After a lot of research and submission of online applications to multiple companies, my friend recommended looking into State Street. With hopes of networking with State Street colleagues, I attended the annual UVM Boston Career Networking Night. After giving my well-planned spiel to a Senior Vice President from State Street, she gave me her business card and told me to follow up with her offline. The next day, I emailed all alumni with whom I connected, including the SVP from State Street. The next thing I knew I was headed into Boston for “Informational Interviews.” After four hours of draining interviews, including an unsolvable math problem, I left One Lincoln Street thinking I would never get a job there. But I was determined to continue on my search.
The next month I dedicated to my job search, which consisted of networking with people at both State Street and other financial institutions. For the most part, many people never responded but I was persistent which, in the end, was key. Over a month after my visit to State Street in Boston, I received an offer from State Street within SSGM ERM Department. It turned out I had key competencies they value. I graduated Cum Laude in May 2012 and in June I moved to the North End in Boston and started at State Street.
I am currently a Project Manager/Business Analyst for the Risk Management department within SSGM. So, landing a job after graduation is possible! It takes time and effort. While beginning your search, here are some tips from a lead recruiter at State Street to assist your efforts.
Tags: advice, alumni, alumni profile, boston, Career, career path, Employers, etiquette, events, Experience, how to, job search, Jobs, Networking, photos, tips, World of Work, your first job
Category: Career Exploration, Dress to Impress, Employer Advice, Event, Helpful Resources, Job Searching, Networking, Uncategorized, World of Work
Posted on November 15, 2012 with No Comments
Trisha Hlastawa, ’12, graduated with a degree in Community Entrepreneurship and Public Communication. She currently works at Healthy Living in South Burlington as a Customer Service Supervisor and Community Outreach team member.
What role has networking played in your career exploration and job search?
Networking has played a key role. I found out about a job at Healthy Living from a Career Counselor who knew my interests. I got the job and have worked in many different positions at the store since. Previous to this position, I used networking as a way to find jobs as needed.
Networking can be a bit intimidating to some, what’s been your experience?
I have found networking to be intimidating when I don’t know anything about the person I am interacting with. The key thing is to find something to talk about that is familiar to the person and myself and that we can both relate to. Once a conversation is sparked, it can lead in many different directions. Overall, networking has been rewarding to me. As many people say, it is a small world. The more people I meet, I find people who know people I know and vice versa. We are all ultimately connected in some way.

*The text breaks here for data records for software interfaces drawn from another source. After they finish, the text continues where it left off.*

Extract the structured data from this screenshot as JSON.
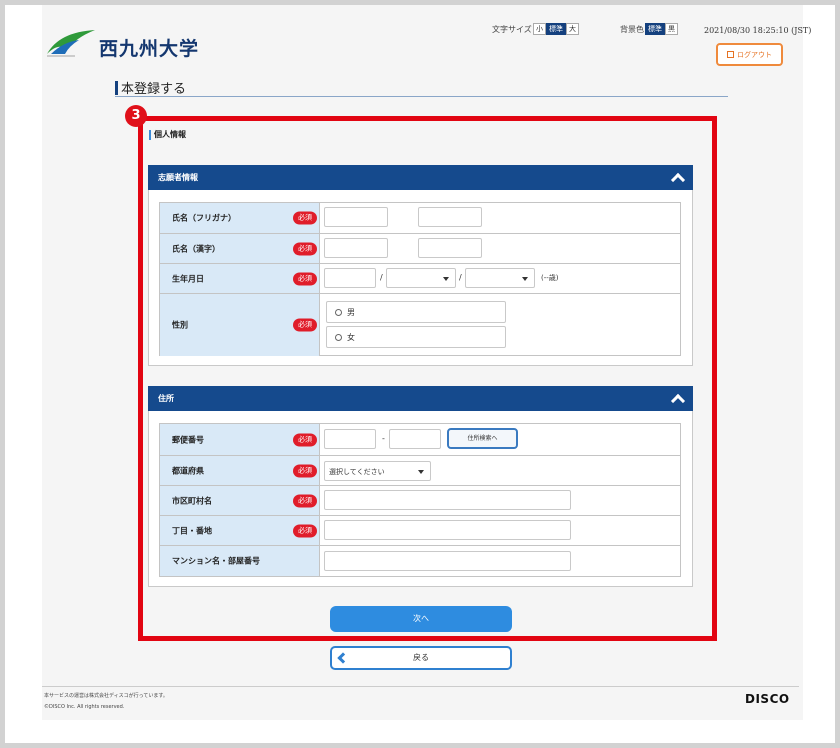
{
  "header": {
    "university": "西九州大学",
    "font_size_label": "文字サイズ",
    "font_sizes": [
      "小",
      "標準",
      "大"
    ],
    "bg_label": "背景色",
    "bg_options": [
      "標準",
      "黒"
    ],
    "datetime": "2021/08/30 18:25:10 (JST)",
    "logout": "ログアウト"
  },
  "page_title": "本登録する",
  "step_badge": "3",
  "section_title": "個人情報",
  "applicant": {
    "heading": "志願者情報",
    "required": "必須",
    "name_kana": "氏名（フリガナ）",
    "name_kanji": "氏名（漢字）",
    "birthdate": "生年月日",
    "slash": "/",
    "age": "(--歳)",
    "gender": "性別",
    "male": "男",
    "female": "女"
  },
  "address": {
    "heading": "住所",
    "postal": "郵便番号",
    "dash": "-",
    "search_btn": "住所検索へ",
    "prefecture": "都道府県",
    "prefecture_placeholder": "選択してください",
    "city": "市区町村名",
    "street": "丁目・番地",
    "building": "マンション名・部屋番号"
  },
  "next": "次へ",
  "back": "戻る",
  "footer": {
    "line1": "本サービスの運営は株式会社ディスコが行っています。",
    "line2": "©DISCO Inc. All rights reserved.",
    "brand": "DISCO"
  },
  "colors": {
    "navy": "#154a8d",
    "required_red": "#e01d2a",
    "highlight_red": "#e20512",
    "next_blue": "#2e8ce0",
    "label_bg": "#d9e9f7",
    "logout_orange": "#ef8a3c"
  }
}
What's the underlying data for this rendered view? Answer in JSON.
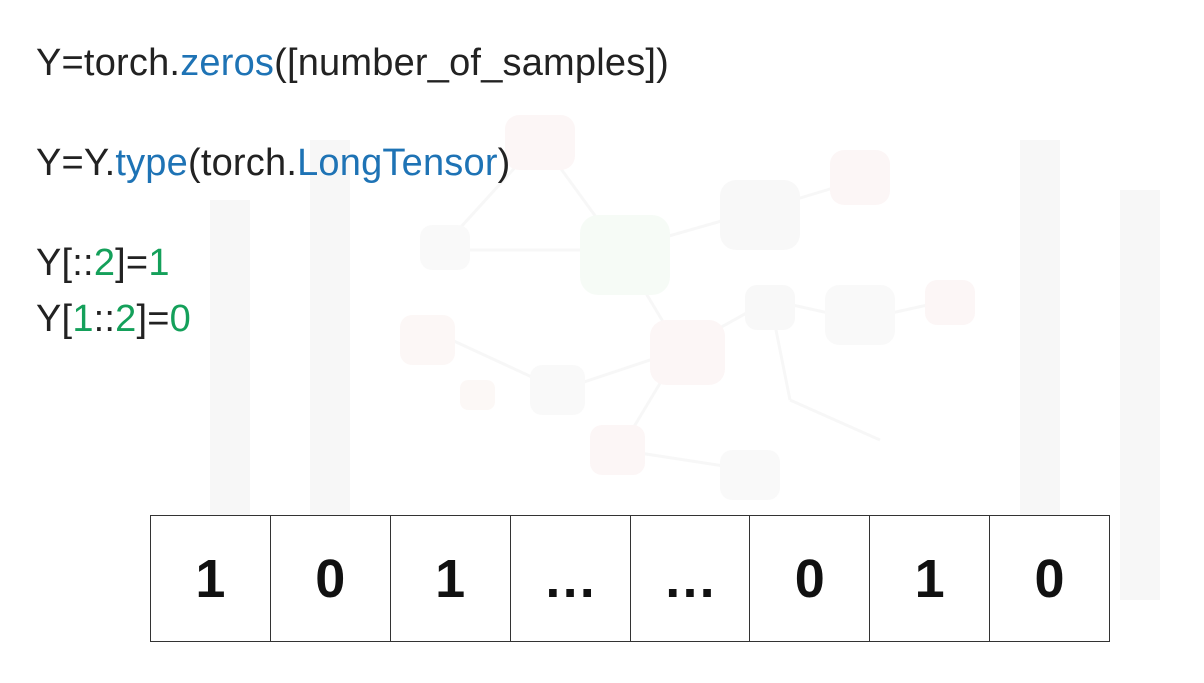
{
  "code": {
    "line1": {
      "parts": [
        {
          "text": "Y=torch.",
          "style": "plain"
        },
        {
          "text": "zeros",
          "style": "blue"
        },
        {
          "text": "([number_of_samples])",
          "style": "plain"
        }
      ]
    },
    "line2": {
      "parts": [
        {
          "text": "Y=Y.",
          "style": "plain"
        },
        {
          "text": "type",
          "style": "blue"
        },
        {
          "text": "(torch.",
          "style": "plain"
        },
        {
          "text": "LongTensor",
          "style": "blue"
        },
        {
          "text": ")",
          "style": "plain"
        }
      ]
    },
    "line3": {
      "parts": [
        {
          "text": "Y[::",
          "style": "plain"
        },
        {
          "text": "2",
          "style": "green"
        },
        {
          "text": "]=",
          "style": "plain"
        },
        {
          "text": "1",
          "style": "green"
        }
      ]
    },
    "line4": {
      "parts": [
        {
          "text": "Y[",
          "style": "plain"
        },
        {
          "text": "1",
          "style": "green"
        },
        {
          "text": "::",
          "style": "plain"
        },
        {
          "text": "2",
          "style": "green"
        },
        {
          "text": "]=",
          "style": "plain"
        },
        {
          "text": "0",
          "style": "green"
        }
      ]
    }
  },
  "tensor": {
    "cells": [
      "1",
      "0",
      "1",
      "…",
      "…",
      "0",
      "1",
      "0"
    ]
  },
  "colors": {
    "text": "#222222",
    "keyword_blue": "#1e73b5",
    "number_green": "#14a05a",
    "cell_border": "#333333"
  }
}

How do you recommend students get started with networking?
I recommend students start networking with people they know. Express interest in meeting new people to your relatives or friends; this can spark their interest in helping you to make more connections. It’s also really important to put yourself out there and get involved in on-campus activities or part-time jobs. Sometimes you just have to take chances and see what happens. Establishing relationships with people who know what you are interested in and want to see you succeed can make a big difference when you are looking for a job.

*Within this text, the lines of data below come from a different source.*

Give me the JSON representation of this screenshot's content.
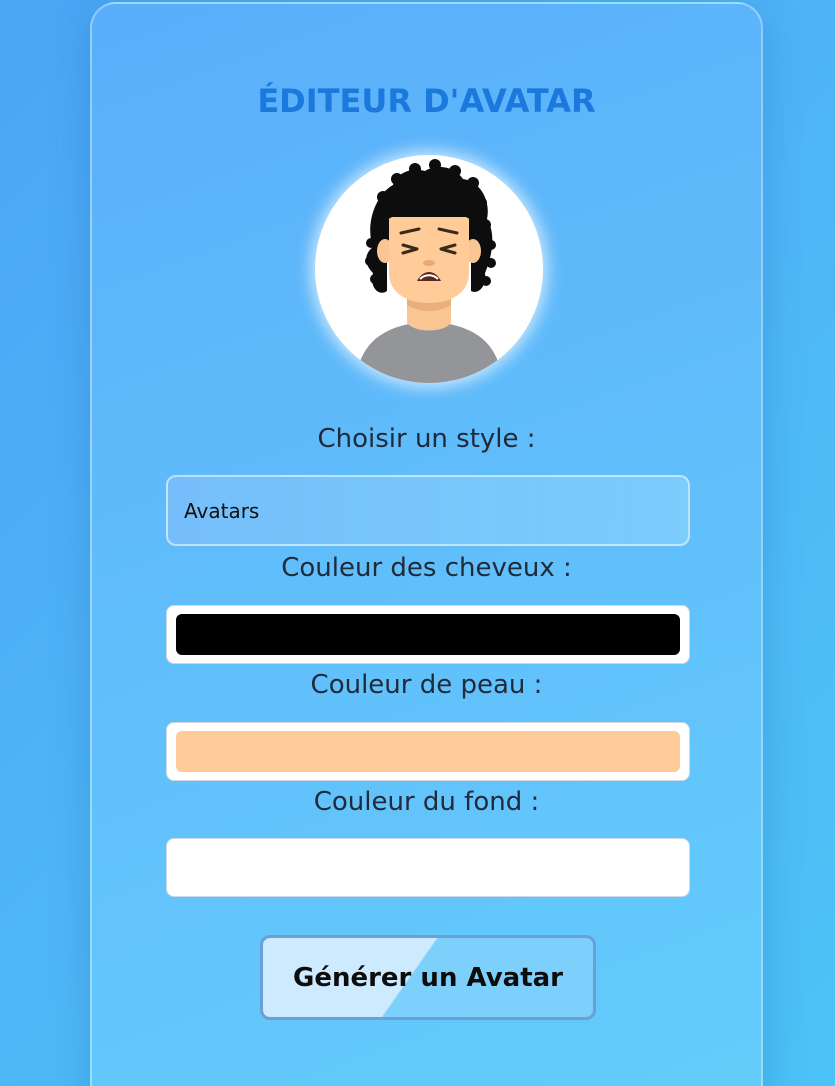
{
  "editor": {
    "title": "ÉDITEUR D'AVATAR",
    "avatar_alt": "avatar-preview"
  },
  "form": {
    "style_label": "Choisir un style :",
    "style_value": "Avatars",
    "hair_label": "Couleur des cheveux :",
    "hair_color": "#000000",
    "skin_label": "Couleur de peau :",
    "skin_color": "#ffcc99",
    "background_label": "Couleur du fond :",
    "background_color": "#ffffff",
    "generate_label": "Générer un Avatar"
  },
  "colors": {
    "accent": "#1b78dc",
    "page_background": "#4fb6f7",
    "shirt": "#939598"
  }
}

For more information on Networking see the Career Services website.
Also, don’t miss this great workshop!
Savvy Seniors: Networking Workshop Wed. Nov 28th, 4:15pm, L&L E-166
Tags: advice, alumni, burlington, Career, career path, Employers, etiquette, events, Experience, how to, job search, Jobs, Networking, photos, Savvy Seniors, search, tips
Category: Dress to Impress, Event, Helpful Resources, Networking, Uncategorized